#### What needs to be done
Quote, word for word, only the lines running from the line with "Give me the" through the end of the listing. Leave out the pictures.
===== Excerpted records =====
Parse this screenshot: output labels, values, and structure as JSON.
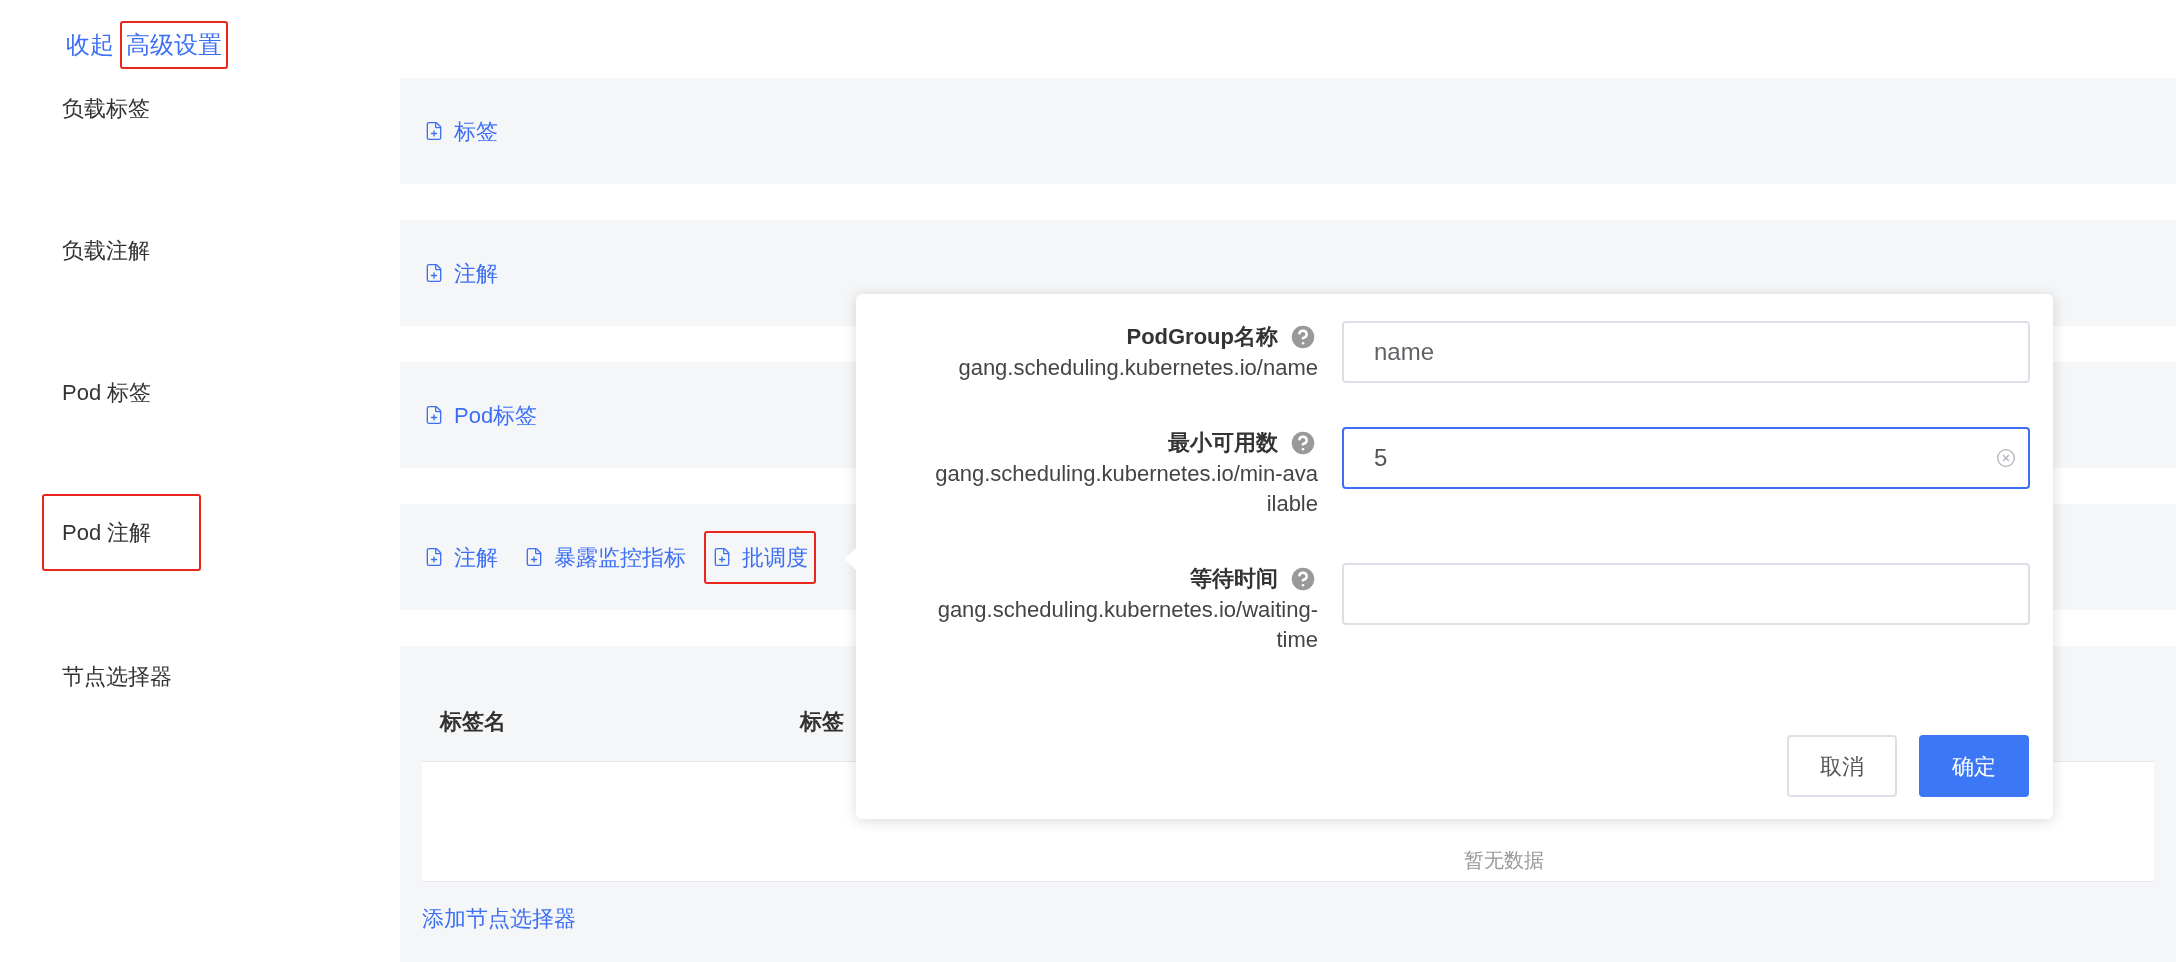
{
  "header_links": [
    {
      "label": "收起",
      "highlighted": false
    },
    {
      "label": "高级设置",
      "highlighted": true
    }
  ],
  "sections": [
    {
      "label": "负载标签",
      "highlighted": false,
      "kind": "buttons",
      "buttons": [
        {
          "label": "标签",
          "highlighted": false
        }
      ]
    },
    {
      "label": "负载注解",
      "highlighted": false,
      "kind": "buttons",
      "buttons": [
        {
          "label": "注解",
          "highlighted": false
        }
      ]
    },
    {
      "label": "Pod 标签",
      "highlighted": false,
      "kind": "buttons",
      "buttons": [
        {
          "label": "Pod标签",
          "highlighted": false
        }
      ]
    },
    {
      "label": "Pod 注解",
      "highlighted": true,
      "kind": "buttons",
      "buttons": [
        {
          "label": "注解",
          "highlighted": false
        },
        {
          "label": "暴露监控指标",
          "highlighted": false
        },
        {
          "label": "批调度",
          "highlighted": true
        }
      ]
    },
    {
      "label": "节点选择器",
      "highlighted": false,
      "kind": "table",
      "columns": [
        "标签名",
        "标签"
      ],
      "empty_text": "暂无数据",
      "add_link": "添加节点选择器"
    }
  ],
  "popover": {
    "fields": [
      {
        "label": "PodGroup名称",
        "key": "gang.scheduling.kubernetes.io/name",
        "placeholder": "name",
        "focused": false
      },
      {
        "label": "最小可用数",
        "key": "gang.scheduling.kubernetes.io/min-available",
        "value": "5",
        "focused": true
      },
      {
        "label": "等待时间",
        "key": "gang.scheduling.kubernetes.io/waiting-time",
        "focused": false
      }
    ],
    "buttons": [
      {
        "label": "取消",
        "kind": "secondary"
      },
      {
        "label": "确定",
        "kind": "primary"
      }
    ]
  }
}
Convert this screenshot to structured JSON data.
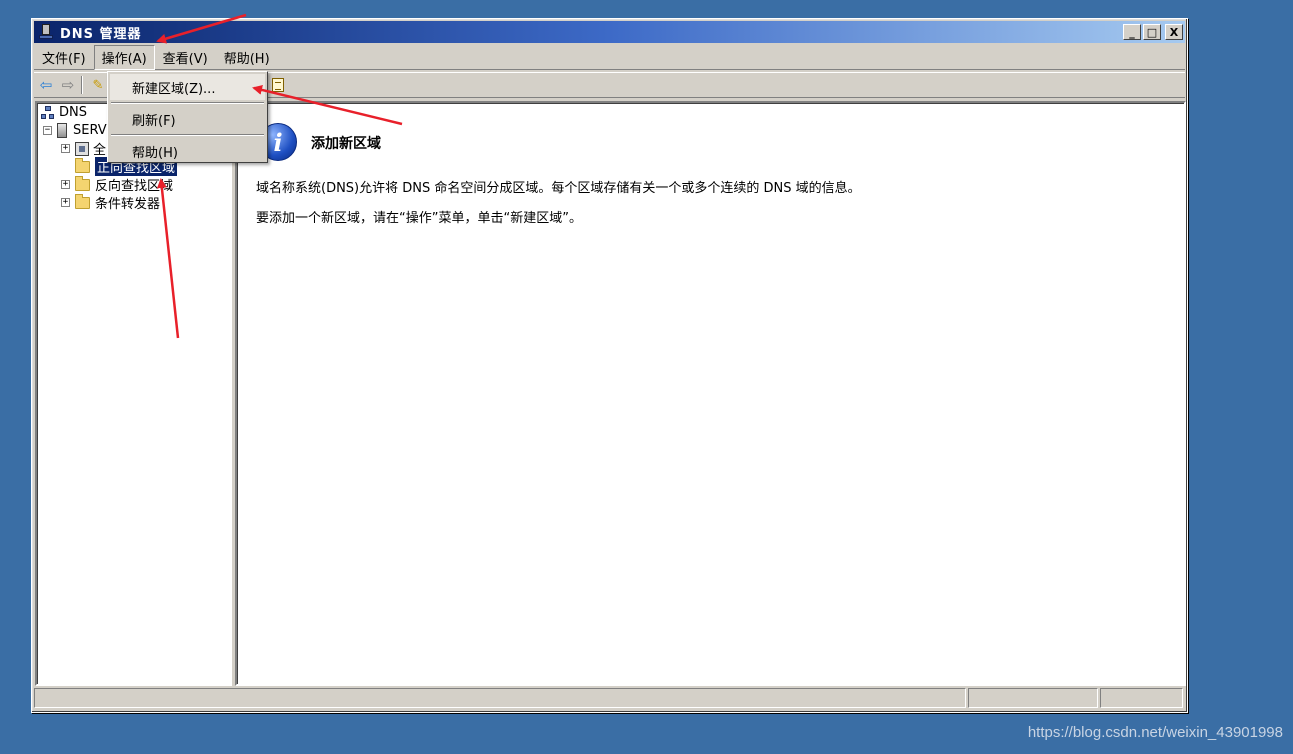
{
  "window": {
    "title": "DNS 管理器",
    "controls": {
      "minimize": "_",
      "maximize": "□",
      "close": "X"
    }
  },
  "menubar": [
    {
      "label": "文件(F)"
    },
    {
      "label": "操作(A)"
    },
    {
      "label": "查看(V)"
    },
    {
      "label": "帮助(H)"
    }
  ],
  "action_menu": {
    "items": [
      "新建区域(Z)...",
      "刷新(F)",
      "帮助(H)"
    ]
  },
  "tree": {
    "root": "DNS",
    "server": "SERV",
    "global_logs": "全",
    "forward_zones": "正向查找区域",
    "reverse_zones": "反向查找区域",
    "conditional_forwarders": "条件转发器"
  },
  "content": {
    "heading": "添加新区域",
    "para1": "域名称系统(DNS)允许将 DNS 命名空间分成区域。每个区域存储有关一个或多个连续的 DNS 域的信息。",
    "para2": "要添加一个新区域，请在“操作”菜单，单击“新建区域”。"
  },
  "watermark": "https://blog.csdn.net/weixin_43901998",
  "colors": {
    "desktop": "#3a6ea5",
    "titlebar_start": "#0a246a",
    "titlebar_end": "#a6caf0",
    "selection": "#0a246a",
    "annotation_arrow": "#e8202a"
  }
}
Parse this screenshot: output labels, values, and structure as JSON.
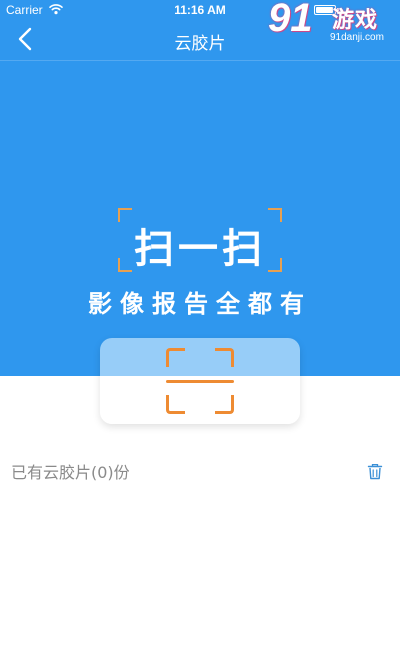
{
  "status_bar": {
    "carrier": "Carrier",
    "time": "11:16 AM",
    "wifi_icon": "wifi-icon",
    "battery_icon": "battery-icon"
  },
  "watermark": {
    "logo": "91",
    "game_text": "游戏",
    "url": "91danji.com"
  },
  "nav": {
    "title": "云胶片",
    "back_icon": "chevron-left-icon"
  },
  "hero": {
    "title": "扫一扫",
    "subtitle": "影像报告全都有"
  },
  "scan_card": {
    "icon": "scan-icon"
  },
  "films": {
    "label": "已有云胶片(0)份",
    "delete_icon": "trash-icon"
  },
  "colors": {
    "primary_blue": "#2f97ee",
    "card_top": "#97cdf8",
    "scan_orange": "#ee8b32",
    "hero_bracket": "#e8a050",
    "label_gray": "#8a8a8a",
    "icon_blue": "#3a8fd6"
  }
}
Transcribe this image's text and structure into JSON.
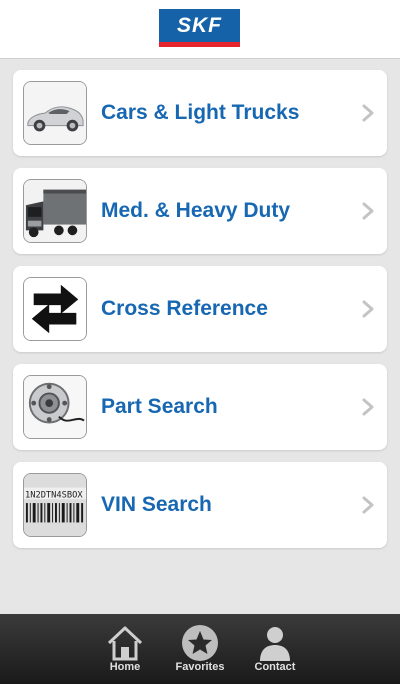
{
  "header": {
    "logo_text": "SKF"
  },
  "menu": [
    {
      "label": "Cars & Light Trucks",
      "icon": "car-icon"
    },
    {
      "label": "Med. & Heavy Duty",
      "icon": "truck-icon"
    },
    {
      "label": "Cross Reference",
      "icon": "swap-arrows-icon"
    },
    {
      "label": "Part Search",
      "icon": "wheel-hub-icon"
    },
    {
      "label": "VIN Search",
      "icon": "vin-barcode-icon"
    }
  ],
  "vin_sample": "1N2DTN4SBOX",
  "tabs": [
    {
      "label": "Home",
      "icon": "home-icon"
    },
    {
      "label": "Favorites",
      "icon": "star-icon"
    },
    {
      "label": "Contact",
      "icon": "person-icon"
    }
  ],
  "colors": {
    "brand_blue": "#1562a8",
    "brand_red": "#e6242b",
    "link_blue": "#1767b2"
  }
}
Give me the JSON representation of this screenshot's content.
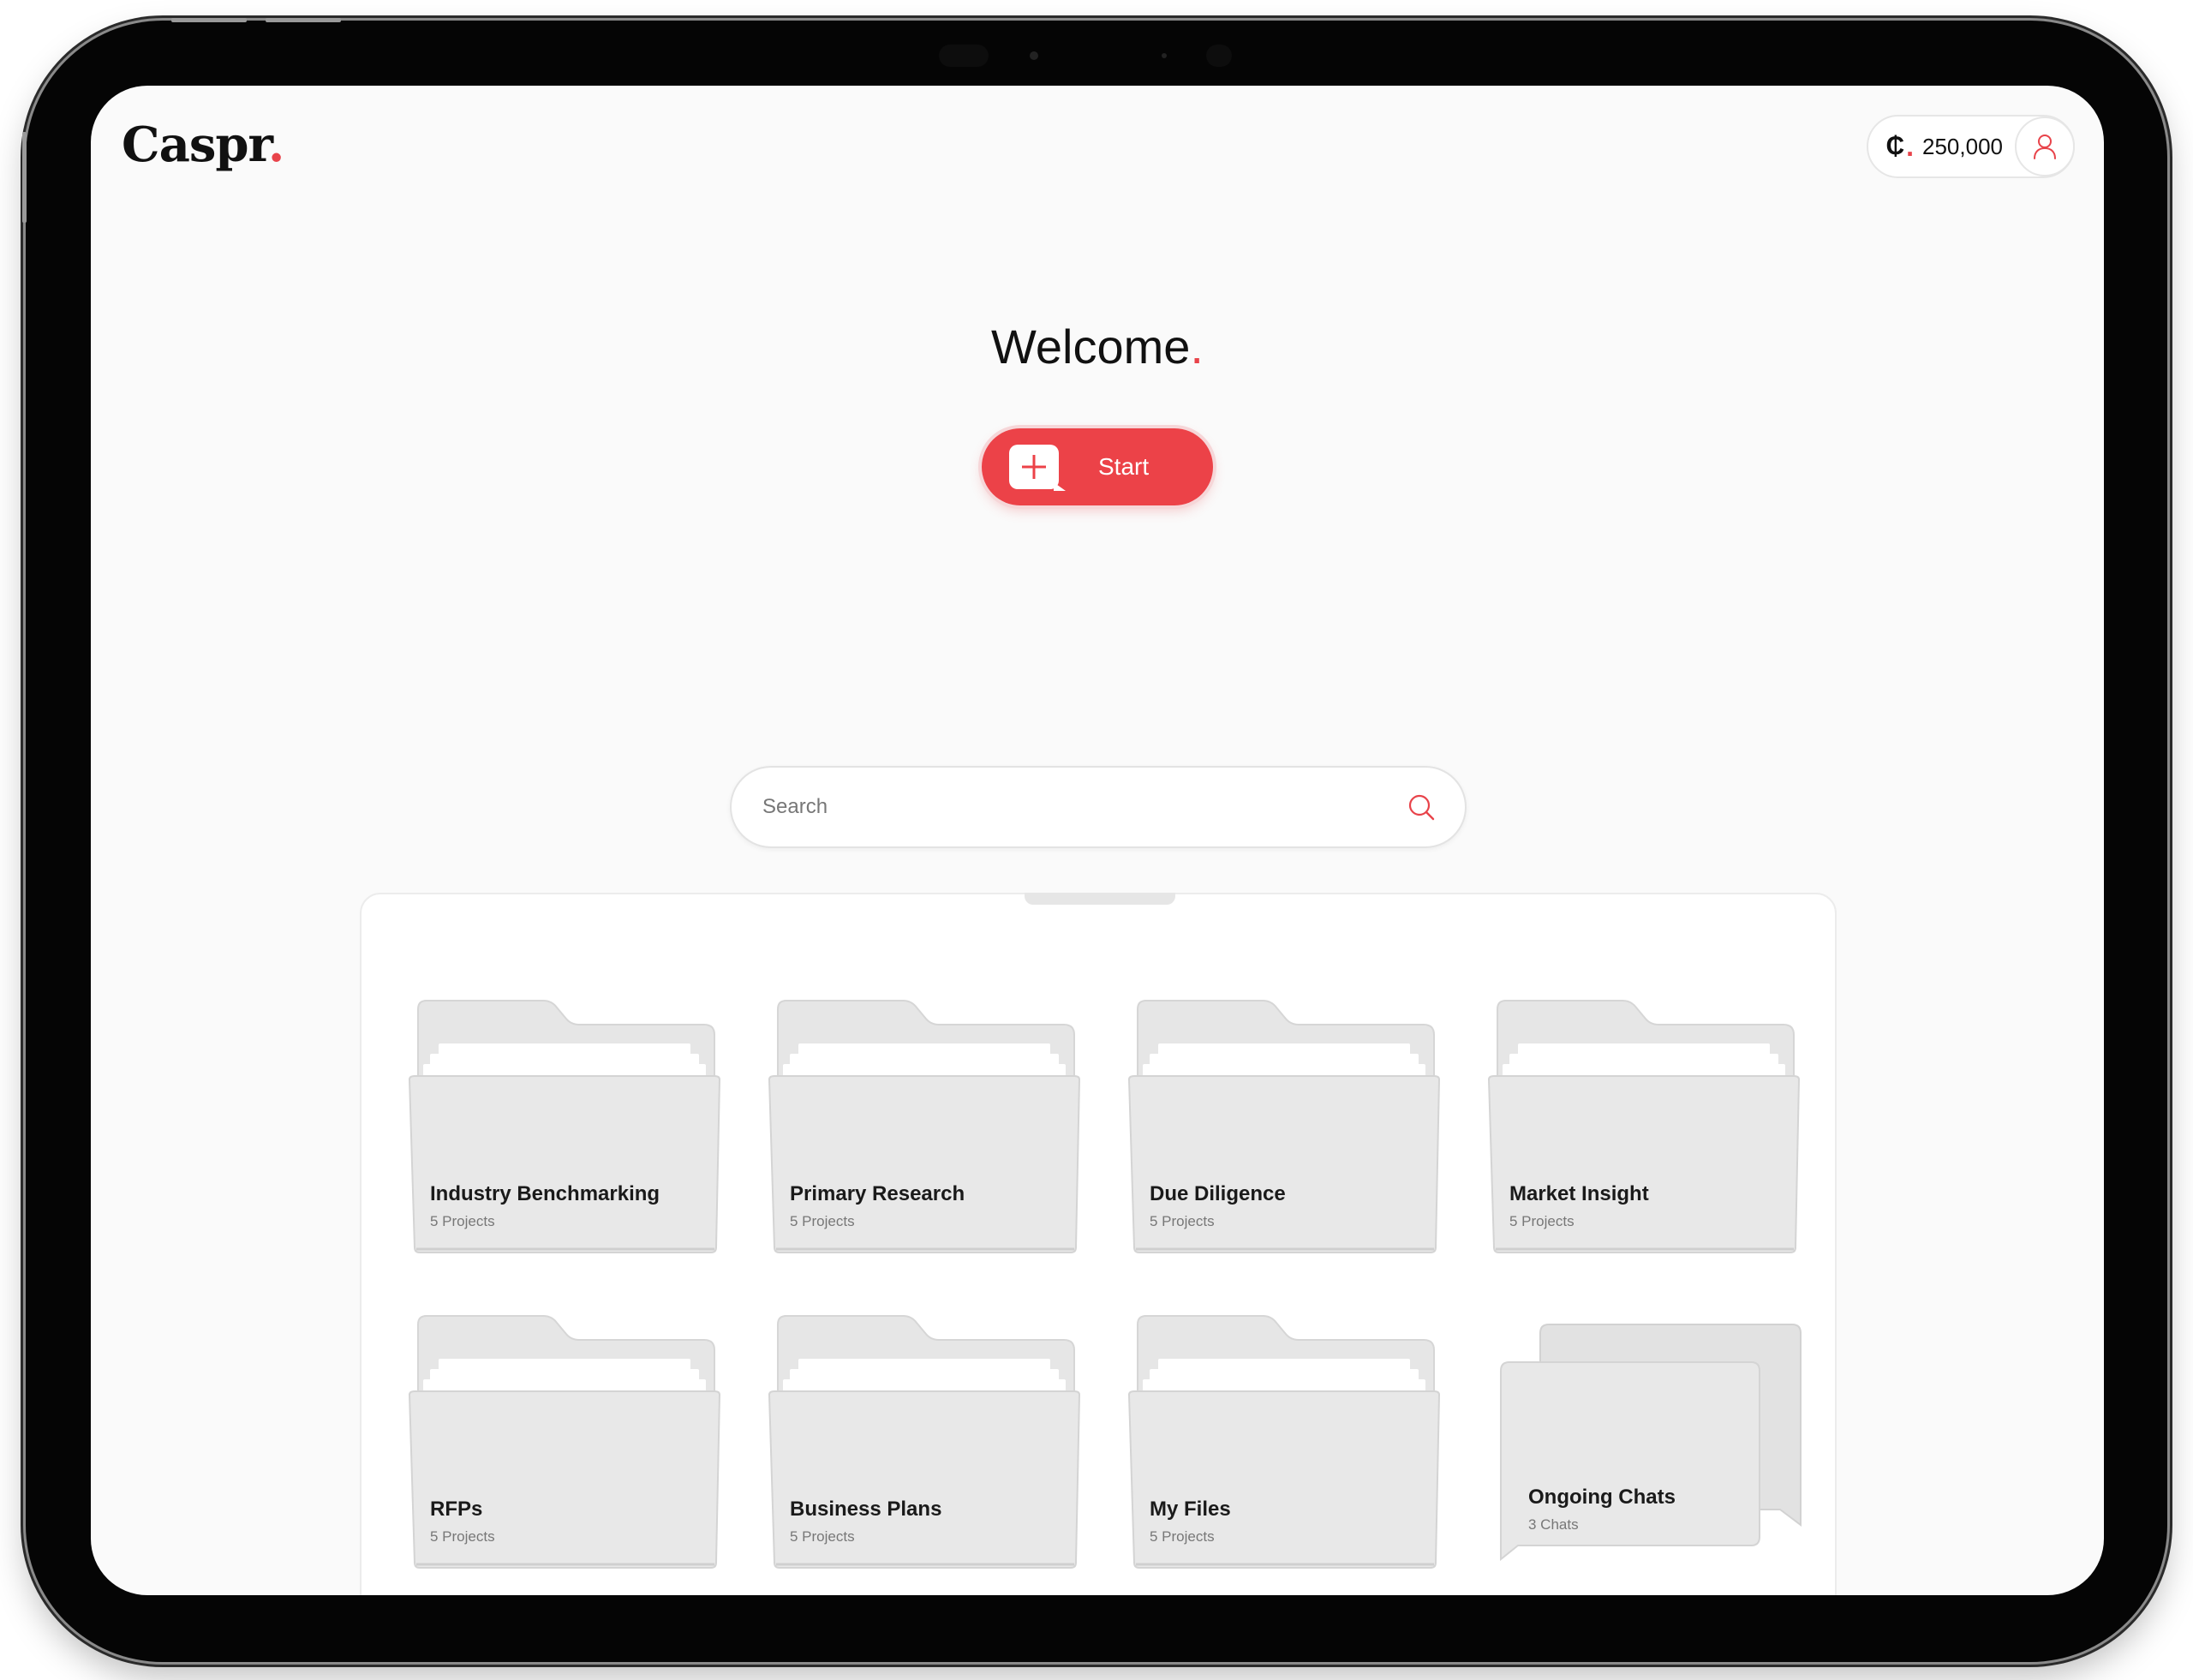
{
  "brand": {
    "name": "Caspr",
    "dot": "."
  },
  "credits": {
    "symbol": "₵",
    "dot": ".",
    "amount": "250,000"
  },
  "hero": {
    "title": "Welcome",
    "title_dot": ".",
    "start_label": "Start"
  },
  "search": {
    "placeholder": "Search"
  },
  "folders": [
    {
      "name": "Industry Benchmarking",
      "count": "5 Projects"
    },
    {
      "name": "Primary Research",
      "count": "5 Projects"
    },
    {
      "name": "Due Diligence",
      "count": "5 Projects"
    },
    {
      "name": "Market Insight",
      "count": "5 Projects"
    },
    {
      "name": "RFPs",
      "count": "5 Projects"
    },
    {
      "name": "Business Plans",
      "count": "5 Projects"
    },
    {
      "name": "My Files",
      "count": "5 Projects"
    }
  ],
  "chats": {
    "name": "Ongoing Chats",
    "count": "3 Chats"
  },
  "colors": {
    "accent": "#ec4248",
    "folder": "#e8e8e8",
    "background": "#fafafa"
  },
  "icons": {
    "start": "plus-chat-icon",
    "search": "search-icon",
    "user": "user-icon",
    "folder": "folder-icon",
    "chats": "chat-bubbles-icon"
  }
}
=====
#### Result below
Give me the JSON representation of this screenshot's content.
{
  "brand": {
    "name": "Caspr",
    "dot": "."
  },
  "credits": {
    "symbol": "₵",
    "dot": ".",
    "amount": "250,000"
  },
  "hero": {
    "title": "Welcome",
    "title_dot": ".",
    "start_label": "Start"
  },
  "search": {
    "placeholder": "Search"
  },
  "folders": [
    {
      "name": "Industry Benchmarking",
      "count": "5 Projects"
    },
    {
      "name": "Primary Research",
      "count": "5 Projects"
    },
    {
      "name": "Due Diligence",
      "count": "5 Projects"
    },
    {
      "name": "Market Insight",
      "count": "5 Projects"
    },
    {
      "name": "RFPs",
      "count": "5 Projects"
    },
    {
      "name": "Business Plans",
      "count": "5 Projects"
    },
    {
      "name": "My Files",
      "count": "5 Projects"
    }
  ],
  "chats": {
    "name": "Ongoing Chats",
    "count": "3 Chats"
  },
  "colors": {
    "accent": "#ec4248",
    "folder": "#e8e8e8",
    "background": "#fafafa"
  },
  "icons": {
    "start": "plus-chat-icon",
    "search": "search-icon",
    "user": "user-icon",
    "folder": "folder-icon",
    "chats": "chat-bubbles-icon"
  }
}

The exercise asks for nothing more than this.